> [The task] Set down the data that follows again, exactly as written.

> [The data]
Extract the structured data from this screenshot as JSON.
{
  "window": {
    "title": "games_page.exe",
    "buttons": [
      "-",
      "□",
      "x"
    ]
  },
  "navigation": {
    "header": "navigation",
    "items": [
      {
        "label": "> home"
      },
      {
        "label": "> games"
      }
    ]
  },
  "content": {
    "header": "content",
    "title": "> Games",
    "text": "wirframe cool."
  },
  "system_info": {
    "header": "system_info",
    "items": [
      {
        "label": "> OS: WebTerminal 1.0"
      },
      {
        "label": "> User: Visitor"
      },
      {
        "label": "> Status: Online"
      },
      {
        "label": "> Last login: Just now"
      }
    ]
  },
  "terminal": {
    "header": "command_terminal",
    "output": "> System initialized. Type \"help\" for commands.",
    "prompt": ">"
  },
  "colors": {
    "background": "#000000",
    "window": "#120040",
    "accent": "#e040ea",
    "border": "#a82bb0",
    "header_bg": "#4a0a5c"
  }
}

> [Answer for this exercise]
Extract the structured data from this screenshot as JSON.
{
  "window": {
    "title": "games_page.exe",
    "buttons": [
      "-",
      "□",
      "x"
    ]
  },
  "navigation": {
    "header": "navigation",
    "items": [
      {
        "label": "> home"
      },
      {
        "label": "> games"
      }
    ]
  },
  "content": {
    "header": "content",
    "title": "> Games",
    "text": "wirframe cool."
  },
  "system_info": {
    "header": "system_info",
    "items": [
      {
        "label": "> OS: WebTerminal 1.0"
      },
      {
        "label": "> User: Visitor"
      },
      {
        "label": "> Status: Online"
      },
      {
        "label": "> Last login: Just now"
      }
    ]
  },
  "terminal": {
    "header": "command_terminal",
    "output": "> System initialized. Type \"help\" for commands.",
    "prompt": ">"
  },
  "colors": {
    "background": "#000000",
    "window": "#120040",
    "accent": "#e040ea",
    "border": "#a82bb0",
    "header_bg": "#4a0a5c"
  }
}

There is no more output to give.